• [Problem requirements]: I would like every line of the records below that contains the word "закрепления" copied.

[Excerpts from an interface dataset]

+ + + +

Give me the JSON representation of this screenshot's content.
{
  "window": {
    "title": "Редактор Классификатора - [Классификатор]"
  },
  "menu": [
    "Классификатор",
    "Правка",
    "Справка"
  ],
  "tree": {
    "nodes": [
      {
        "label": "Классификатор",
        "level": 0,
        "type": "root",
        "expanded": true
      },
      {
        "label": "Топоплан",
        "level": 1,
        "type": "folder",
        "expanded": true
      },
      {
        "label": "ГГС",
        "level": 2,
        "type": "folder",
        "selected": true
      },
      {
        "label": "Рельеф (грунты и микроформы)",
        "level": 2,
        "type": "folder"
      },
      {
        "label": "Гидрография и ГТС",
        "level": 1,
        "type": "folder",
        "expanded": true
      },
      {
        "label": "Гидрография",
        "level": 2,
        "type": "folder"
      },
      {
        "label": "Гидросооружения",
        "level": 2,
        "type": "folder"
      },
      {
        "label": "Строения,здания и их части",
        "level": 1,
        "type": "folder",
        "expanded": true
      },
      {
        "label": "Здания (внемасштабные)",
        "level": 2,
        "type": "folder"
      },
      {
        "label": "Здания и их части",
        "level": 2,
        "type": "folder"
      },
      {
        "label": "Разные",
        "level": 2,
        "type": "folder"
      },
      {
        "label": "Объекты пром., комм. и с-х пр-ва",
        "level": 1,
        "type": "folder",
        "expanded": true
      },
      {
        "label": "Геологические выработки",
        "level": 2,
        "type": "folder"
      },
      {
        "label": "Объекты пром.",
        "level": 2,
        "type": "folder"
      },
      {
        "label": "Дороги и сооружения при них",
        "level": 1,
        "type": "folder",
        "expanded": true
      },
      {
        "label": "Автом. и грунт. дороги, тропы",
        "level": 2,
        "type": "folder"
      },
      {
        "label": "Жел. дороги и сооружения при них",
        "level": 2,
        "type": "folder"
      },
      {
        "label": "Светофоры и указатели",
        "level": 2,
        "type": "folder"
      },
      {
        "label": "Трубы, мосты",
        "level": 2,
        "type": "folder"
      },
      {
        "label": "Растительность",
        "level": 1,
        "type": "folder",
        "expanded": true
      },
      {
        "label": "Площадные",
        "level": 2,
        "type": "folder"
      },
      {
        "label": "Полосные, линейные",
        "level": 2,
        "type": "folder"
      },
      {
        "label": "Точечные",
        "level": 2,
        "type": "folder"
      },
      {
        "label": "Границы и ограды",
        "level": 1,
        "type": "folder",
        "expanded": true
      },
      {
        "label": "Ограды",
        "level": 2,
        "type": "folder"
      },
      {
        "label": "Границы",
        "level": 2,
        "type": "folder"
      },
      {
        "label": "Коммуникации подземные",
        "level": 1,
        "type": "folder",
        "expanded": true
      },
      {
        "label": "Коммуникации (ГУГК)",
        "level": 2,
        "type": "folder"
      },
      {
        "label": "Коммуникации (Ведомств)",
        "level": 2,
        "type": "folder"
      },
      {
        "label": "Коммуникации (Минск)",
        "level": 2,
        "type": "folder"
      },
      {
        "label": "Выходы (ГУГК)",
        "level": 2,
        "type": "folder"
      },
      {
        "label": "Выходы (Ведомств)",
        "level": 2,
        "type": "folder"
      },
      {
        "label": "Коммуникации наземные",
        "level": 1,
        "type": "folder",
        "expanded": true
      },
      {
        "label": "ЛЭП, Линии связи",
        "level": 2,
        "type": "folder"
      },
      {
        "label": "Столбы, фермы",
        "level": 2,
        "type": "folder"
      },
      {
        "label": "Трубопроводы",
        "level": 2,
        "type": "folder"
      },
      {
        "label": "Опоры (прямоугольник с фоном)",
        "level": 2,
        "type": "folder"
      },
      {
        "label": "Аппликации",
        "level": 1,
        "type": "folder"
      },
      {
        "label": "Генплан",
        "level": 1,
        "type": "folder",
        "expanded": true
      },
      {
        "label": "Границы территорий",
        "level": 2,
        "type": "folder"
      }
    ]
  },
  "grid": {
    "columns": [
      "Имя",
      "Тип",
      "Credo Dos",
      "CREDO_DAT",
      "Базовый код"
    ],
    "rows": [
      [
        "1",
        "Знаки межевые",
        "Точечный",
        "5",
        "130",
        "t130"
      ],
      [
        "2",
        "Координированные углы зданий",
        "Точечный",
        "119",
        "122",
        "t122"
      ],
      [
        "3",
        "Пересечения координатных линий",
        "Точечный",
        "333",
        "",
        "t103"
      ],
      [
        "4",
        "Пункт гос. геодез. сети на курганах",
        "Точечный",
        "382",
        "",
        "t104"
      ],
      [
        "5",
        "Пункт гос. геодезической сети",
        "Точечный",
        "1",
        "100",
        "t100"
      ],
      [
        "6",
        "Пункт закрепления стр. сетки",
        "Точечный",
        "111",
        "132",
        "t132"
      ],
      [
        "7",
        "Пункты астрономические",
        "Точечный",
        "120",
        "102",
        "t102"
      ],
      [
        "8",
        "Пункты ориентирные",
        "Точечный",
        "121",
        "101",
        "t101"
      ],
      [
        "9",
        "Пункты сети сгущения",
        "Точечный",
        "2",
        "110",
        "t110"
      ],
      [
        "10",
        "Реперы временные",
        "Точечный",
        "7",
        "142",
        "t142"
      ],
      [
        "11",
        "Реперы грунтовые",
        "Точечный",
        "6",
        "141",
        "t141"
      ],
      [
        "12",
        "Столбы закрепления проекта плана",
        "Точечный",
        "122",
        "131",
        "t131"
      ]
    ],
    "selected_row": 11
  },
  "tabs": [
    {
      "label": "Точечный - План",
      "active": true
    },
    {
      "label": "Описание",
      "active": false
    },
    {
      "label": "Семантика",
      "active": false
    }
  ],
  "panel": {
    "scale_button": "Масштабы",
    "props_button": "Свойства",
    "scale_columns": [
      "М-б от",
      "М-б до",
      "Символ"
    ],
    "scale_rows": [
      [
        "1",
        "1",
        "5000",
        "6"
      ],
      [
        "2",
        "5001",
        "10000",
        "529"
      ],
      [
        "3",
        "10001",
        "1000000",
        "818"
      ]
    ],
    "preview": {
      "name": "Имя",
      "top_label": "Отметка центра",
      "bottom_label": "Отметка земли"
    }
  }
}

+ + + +

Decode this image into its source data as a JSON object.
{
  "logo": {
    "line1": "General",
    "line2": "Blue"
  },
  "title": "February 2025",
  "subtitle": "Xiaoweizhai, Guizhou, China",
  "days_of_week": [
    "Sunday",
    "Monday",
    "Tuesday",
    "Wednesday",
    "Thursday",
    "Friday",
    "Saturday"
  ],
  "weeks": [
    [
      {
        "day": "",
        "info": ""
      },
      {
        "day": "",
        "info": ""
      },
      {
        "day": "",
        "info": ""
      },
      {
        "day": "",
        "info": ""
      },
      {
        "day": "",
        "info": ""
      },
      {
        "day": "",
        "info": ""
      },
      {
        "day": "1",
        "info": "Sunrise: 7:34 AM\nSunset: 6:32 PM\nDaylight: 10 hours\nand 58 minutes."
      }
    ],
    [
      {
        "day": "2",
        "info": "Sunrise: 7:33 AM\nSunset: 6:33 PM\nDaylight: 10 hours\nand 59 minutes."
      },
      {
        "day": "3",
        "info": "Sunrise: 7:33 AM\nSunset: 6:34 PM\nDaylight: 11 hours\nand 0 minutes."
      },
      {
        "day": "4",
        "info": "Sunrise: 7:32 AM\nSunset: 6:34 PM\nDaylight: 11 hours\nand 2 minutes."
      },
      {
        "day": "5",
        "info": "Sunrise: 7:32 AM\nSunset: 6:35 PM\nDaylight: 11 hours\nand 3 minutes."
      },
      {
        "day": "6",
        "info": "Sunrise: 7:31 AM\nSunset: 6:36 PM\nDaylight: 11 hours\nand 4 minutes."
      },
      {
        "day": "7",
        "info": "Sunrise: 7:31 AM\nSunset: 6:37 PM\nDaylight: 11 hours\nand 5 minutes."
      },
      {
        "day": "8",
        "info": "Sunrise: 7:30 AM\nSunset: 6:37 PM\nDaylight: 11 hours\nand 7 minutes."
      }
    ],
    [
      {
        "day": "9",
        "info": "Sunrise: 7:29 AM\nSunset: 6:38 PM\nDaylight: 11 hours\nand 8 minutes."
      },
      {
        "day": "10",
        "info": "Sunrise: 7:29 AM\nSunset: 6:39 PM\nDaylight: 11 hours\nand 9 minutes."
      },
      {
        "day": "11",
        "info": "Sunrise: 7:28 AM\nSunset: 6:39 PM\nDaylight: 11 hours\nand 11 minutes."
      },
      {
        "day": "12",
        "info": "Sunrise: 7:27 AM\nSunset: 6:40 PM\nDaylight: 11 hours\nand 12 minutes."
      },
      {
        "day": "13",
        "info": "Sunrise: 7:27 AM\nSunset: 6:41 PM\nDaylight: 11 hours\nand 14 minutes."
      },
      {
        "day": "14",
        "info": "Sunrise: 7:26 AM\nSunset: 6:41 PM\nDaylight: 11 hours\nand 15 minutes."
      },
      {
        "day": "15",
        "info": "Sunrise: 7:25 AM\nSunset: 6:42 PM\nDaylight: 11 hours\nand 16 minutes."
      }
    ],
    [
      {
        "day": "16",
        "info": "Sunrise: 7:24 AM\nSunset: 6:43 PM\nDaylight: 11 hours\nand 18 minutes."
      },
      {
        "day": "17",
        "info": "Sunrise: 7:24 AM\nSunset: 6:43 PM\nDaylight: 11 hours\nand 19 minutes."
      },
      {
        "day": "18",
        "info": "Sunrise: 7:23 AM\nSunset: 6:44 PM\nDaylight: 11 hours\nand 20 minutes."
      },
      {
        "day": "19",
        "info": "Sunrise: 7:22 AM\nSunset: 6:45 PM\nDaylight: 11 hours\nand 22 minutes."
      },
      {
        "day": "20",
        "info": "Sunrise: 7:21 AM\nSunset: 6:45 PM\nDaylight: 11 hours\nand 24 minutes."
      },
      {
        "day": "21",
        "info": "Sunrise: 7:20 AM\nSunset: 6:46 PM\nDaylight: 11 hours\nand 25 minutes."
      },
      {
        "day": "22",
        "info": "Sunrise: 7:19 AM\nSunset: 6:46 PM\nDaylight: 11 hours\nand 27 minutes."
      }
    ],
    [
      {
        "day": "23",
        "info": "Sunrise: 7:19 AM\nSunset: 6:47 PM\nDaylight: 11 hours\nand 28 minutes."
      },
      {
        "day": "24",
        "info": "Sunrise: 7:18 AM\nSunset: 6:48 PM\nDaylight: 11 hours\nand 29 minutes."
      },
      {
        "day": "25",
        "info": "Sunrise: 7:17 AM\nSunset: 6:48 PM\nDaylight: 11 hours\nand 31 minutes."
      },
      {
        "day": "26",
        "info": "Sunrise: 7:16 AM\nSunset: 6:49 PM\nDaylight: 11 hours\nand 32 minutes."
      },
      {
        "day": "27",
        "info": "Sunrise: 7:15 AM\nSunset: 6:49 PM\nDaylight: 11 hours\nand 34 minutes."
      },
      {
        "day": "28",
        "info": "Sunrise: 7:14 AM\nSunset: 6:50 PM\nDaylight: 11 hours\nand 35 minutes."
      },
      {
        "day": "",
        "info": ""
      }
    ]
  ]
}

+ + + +

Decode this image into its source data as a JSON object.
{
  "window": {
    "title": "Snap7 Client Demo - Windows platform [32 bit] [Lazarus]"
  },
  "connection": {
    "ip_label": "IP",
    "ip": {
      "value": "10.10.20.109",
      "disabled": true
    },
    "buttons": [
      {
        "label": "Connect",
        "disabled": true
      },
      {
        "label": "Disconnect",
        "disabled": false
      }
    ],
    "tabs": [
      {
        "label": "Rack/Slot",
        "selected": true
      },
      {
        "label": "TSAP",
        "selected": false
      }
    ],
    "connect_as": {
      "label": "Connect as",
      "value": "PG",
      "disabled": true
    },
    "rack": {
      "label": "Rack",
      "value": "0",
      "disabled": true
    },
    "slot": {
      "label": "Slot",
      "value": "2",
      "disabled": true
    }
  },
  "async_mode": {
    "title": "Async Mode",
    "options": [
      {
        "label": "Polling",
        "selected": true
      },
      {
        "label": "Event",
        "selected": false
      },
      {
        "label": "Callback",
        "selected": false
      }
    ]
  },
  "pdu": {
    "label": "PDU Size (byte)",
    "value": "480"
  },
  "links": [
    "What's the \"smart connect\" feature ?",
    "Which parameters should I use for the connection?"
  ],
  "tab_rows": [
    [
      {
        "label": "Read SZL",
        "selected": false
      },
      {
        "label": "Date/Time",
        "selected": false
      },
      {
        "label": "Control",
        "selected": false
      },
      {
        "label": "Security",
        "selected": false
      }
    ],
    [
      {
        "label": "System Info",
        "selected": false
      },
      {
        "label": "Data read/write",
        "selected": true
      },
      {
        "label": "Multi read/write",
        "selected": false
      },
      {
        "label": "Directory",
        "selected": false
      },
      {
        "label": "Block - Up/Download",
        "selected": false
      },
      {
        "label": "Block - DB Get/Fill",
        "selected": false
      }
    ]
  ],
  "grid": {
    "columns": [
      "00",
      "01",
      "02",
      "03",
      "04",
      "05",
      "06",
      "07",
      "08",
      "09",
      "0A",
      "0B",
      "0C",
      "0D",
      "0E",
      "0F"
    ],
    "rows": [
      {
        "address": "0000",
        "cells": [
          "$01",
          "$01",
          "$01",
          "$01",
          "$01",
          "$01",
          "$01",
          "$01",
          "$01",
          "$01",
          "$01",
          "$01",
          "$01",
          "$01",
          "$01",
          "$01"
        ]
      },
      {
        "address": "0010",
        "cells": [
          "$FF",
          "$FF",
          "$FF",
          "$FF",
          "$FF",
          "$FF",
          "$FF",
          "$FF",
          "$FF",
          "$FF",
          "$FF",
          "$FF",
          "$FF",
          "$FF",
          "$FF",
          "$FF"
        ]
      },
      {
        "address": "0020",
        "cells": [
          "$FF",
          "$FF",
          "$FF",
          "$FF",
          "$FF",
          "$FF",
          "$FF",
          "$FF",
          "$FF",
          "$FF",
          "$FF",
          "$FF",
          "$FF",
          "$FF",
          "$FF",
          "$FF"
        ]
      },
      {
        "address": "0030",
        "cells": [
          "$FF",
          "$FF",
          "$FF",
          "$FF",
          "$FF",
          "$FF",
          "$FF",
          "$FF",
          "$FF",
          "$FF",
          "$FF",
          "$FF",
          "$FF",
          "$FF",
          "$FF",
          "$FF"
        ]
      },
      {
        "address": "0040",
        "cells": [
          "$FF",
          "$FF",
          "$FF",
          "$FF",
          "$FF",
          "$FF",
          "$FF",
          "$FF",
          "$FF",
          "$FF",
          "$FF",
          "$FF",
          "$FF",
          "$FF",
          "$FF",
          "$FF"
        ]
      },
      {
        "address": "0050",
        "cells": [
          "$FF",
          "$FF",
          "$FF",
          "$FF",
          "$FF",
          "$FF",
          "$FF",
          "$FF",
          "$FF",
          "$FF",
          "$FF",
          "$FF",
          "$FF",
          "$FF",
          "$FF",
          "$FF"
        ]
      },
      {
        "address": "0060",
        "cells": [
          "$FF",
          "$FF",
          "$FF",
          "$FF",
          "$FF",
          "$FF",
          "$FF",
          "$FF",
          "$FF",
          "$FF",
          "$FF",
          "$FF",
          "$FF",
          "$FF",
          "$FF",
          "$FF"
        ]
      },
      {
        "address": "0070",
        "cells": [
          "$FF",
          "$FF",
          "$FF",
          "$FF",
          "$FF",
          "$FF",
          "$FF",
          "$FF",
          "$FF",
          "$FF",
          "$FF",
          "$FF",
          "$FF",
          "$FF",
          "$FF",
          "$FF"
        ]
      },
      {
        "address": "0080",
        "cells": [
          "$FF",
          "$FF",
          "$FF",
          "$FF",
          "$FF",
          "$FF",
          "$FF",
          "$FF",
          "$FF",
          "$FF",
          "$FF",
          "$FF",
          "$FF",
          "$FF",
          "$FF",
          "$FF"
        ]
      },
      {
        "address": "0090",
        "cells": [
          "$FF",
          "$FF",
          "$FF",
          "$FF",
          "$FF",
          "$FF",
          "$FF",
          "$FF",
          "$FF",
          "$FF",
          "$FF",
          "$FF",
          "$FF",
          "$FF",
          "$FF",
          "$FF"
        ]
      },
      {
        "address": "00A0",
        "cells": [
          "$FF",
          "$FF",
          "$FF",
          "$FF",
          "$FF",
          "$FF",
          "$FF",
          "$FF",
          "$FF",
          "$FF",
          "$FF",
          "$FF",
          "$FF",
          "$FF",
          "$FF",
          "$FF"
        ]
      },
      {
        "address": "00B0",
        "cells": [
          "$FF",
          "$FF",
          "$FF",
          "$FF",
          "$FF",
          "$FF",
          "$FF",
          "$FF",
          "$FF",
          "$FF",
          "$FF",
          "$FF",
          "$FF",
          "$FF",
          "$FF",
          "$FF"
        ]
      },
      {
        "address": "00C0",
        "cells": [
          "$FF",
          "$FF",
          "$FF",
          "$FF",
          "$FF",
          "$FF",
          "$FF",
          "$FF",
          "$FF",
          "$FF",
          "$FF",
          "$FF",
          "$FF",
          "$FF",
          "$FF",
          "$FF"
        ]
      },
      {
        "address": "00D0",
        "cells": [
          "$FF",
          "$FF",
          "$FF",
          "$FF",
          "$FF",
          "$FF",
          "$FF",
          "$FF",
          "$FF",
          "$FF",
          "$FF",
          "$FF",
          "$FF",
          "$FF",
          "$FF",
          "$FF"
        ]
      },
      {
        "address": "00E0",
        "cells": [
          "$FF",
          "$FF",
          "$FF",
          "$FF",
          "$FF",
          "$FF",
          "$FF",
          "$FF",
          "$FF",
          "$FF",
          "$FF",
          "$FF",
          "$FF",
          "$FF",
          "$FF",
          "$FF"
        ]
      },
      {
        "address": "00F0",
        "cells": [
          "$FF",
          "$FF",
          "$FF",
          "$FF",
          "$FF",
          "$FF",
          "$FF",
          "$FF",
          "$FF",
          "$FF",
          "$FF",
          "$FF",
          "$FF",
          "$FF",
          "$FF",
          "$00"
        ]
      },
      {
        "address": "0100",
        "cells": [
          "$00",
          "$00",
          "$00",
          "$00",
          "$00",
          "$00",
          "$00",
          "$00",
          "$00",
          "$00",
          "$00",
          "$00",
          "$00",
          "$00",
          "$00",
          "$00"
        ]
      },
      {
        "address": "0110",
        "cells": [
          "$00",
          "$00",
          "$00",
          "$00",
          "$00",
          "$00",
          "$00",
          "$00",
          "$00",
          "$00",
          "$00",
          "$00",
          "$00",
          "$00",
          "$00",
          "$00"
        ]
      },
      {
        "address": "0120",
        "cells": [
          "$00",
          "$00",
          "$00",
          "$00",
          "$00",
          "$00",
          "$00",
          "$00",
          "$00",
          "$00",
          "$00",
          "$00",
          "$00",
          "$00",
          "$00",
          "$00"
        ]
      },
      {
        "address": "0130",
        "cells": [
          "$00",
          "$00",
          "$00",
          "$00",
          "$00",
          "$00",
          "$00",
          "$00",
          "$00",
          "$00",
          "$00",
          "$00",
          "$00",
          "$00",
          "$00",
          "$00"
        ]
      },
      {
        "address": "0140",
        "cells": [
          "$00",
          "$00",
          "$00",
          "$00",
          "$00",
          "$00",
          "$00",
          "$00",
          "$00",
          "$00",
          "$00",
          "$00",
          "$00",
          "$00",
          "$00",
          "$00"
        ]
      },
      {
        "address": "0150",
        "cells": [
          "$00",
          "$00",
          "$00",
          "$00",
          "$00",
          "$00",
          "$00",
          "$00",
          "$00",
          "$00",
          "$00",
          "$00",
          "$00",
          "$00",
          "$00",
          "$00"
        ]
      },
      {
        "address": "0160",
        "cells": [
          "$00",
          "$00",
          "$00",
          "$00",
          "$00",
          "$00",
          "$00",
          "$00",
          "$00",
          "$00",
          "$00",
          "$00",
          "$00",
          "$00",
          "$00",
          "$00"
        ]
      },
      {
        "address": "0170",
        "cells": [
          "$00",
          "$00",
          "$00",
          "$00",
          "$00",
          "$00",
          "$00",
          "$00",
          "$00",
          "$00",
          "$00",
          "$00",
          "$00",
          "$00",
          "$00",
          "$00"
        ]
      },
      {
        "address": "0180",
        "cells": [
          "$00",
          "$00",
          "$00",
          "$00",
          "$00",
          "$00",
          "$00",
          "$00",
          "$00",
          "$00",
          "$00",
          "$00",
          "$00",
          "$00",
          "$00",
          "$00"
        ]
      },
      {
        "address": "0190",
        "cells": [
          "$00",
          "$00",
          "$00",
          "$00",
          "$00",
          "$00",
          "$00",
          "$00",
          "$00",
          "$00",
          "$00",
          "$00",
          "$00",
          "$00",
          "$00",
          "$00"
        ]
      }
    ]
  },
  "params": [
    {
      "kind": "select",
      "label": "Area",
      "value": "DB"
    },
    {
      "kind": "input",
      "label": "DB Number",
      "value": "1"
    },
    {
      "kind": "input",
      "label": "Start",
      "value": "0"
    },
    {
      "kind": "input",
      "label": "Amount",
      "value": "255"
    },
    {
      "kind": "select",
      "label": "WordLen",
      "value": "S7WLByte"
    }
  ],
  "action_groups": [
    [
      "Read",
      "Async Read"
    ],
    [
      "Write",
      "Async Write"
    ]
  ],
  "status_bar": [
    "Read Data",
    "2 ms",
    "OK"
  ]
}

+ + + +

• [Task result]:
        "Пункт закрепления стр. сетки",
        "Столбы закрепления проекта плана",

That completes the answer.